NEW YORK - A tourist's Christmas in midtown Manhattan has a logical starting place: Rockefeller Center, with the famous tree and ice-skating rink, Radio City Music Hall, and the view from Top of the Rock, the observation deck at 30 Rockefeller Plaza.
The bad news is, there are so many tourists this time of year, you might have to wait in line just to cross the street.
The good news is, within a few blocks of Rockefeller Center, you'll find everything Manhattan has to offer: world-famous art and architecture, great food, incomparable shopping and even a gingerbread house display.
For shoppers, start your tour just a few steps from the tree. Anthropologie, at 50 Rockefeller Plaza, has turned its windows into a vision of winter white, filled with enormous whimsical snowballs and other signs of the season. Inside you'll find cozy sweaters, berets and other casual but trendy clothes.
"It's easy to get distracted by things you want for yourself when you're shopping for gifts, which is why midtown Manhattan is a great place to tackle your list," said Elise Loehnen, editor-at-large for Lucky Magazine. "It's so rife with holiday spirit that it's impossible to get off track."
She added that because midtown stores are "engineered to handle crowds," they can be easier to navigate than crowded shopping elsewhere.
A few blocks north of Anthropologie, on 53rd Street between Fifth and Sixth avenues, Loehnen suggests stopping at the Museum of Modern Art Design Store. Here you'll find a carefully curated selection of apparel, gifts and everyday objects like salt and pepper shakers, all reinterpreted with a sleek and urbane aesthetic.
At the museum itself, check out the Tim Burton exhibition, a tribute to the filmmaker's art and creativity. And no, that's not a green holiday reindeer in MOMA's Abby Aldrich Sculpture Garden. It's a replica of the deer topiary from Burton's movie, "Edward Scissorhands." Also on view for the first time since MOMA reopened in 2004 are all four of its Monet "Water Lilies" paintings.
Heading up Fifth Avenue, it's fun to people-watch and window-shop at fancy stores even if you can't afford to shop there. Baubles hang like sparkling icicles in the windows at Harry Winston, the famous jeweler near 56th Street. On the same block, check out the scene at Henri Bendel, which carries nothing but accessories - bags, gloves, makeup and the latest craze among New York's smartly dressed women: scarves. You'll see lots of peddlers selling scarves on the street for $5, but at Bendel, a long black scarf shimmering with sequins will set you back nearly $200.
At 59th Street and Fifth Avenue, enjoy the design of the Apple store, with its capsule elevator and spiral staircase.
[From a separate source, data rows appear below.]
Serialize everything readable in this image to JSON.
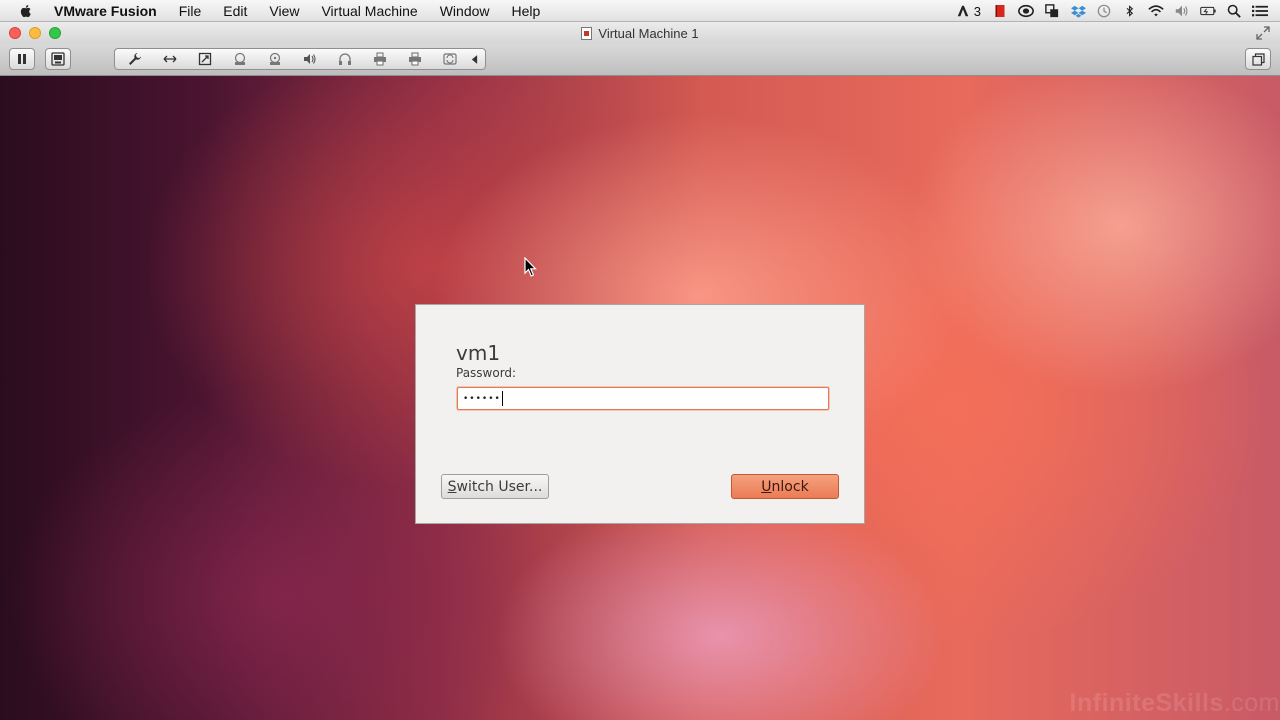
{
  "menubar": {
    "app_name": "VMware Fusion",
    "items": [
      "File",
      "Edit",
      "View",
      "Virtual Machine",
      "Window",
      "Help"
    ],
    "status_items": [
      {
        "icon": "adobe-icon",
        "text": "3"
      },
      {
        "icon": "red-app-icon"
      },
      {
        "icon": "cloud-sync-icon"
      },
      {
        "icon": "copy-icon"
      },
      {
        "icon": "dropbox-icon"
      },
      {
        "icon": "time-machine-icon"
      },
      {
        "icon": "bluetooth-icon"
      },
      {
        "icon": "wifi-icon"
      },
      {
        "icon": "volume-icon"
      },
      {
        "icon": "battery-icon"
      },
      {
        "icon": "spotlight-search-icon"
      },
      {
        "icon": "notification-list-icon"
      }
    ]
  },
  "window": {
    "title": "Virtual Machine 1"
  },
  "toolbar": {
    "tools": [
      "wrench-icon",
      "network-icon",
      "usb-icon",
      "disk-icon",
      "cd-icon",
      "sound-icon",
      "headphone-icon",
      "printer-icon",
      "camera-icon",
      "refresh-icon"
    ]
  },
  "lock_dialog": {
    "username": "vm1",
    "password_label": "Password:",
    "password_value": "••••••",
    "switch_user_label": "Switch User...",
    "switch_user_mnemonic": "S",
    "switch_user_rest": "witch User...",
    "unlock_label": "Unlock",
    "unlock_mnemonic": "U",
    "unlock_rest": "nlock"
  },
  "watermark": {
    "brand": "InfiniteSkills",
    "suffix": ".com"
  },
  "colors": {
    "dialog_bg": "#f2f1f0",
    "unlock_button": "#ea7c55",
    "focus_border": "#e57a4e"
  }
}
FAO Schwarz is right behind it, and if you can't afford the famous toy store's $399 pink puppy the size of a chair, a tossable sack called a Myachi is just $6.99. Or fill a bag with candy from FAO's selection of old-fashioned goodies, $3.25 a quarter-pound, including Mary Janes and Swedish fish.
The Plaza Hotel across the street has temporarily closed the Palm Court, where afternoon tea was served. But downstairs, amid high-end designer boutiques in the Plaza's new underground retail area, an Austrian café called Demel serves food as good as the old tea's finger sandwiches and sweets, but at a fraction of the price.
Demel is run by two friendly brothers whose family owns cafés by the same name in Austria. Open-faced sandwiches with a choice of cheeses, salmon or prosciutto are served on hearty bread, $3-$5. Scrumptious chocolate tortes and other desserts are about $5, and coffee is served the Austrian way, on a silver tray with a glass of water on the side. After lunch, stop by the new shop themed on Eloise, the naughty little girl who lived at the Plaza in a beloved children's book.
A bit north and east, Barneys New York, at 666 Madison Ave. near 61st, is celebrating characters from a different genre: Its holiday windows feature favorites from "Saturday Night Live" like Roseanne Roseannadanna, the Church Lady, and Wayne and Garth, in the form of life-size papier-mache ornaments.
Now head west. At 959 Eighth Ave., near 57th Street, you'll notice a notable 21st-century addition to the skyline: The Hearst Tower, its exterior framed with a grid of triangles that makes it easy to pick out from blocks away. Inside the lobby you will find a "spectacular waterfall," said Matthew A. Postal, a researcher at the New York City Landmarks Commission and co-author of "Ten Architectural Walking Tours in Manhattan."
Other skyscrapers worth seeking out, Postal said, include these monuments to 20th-century Modernism: the Seagram Building, 375 Park Ave. at 52nd Street, and Lever House, 390 Park, between 53rd and 54th. At 42nd Street and Park, Grand Central Terminal is noted for its Beaux Arts design, and of course, back where you started, Rockefeller Center offers sleek Art Deco buildings and what Postal called "wonderful public spaces."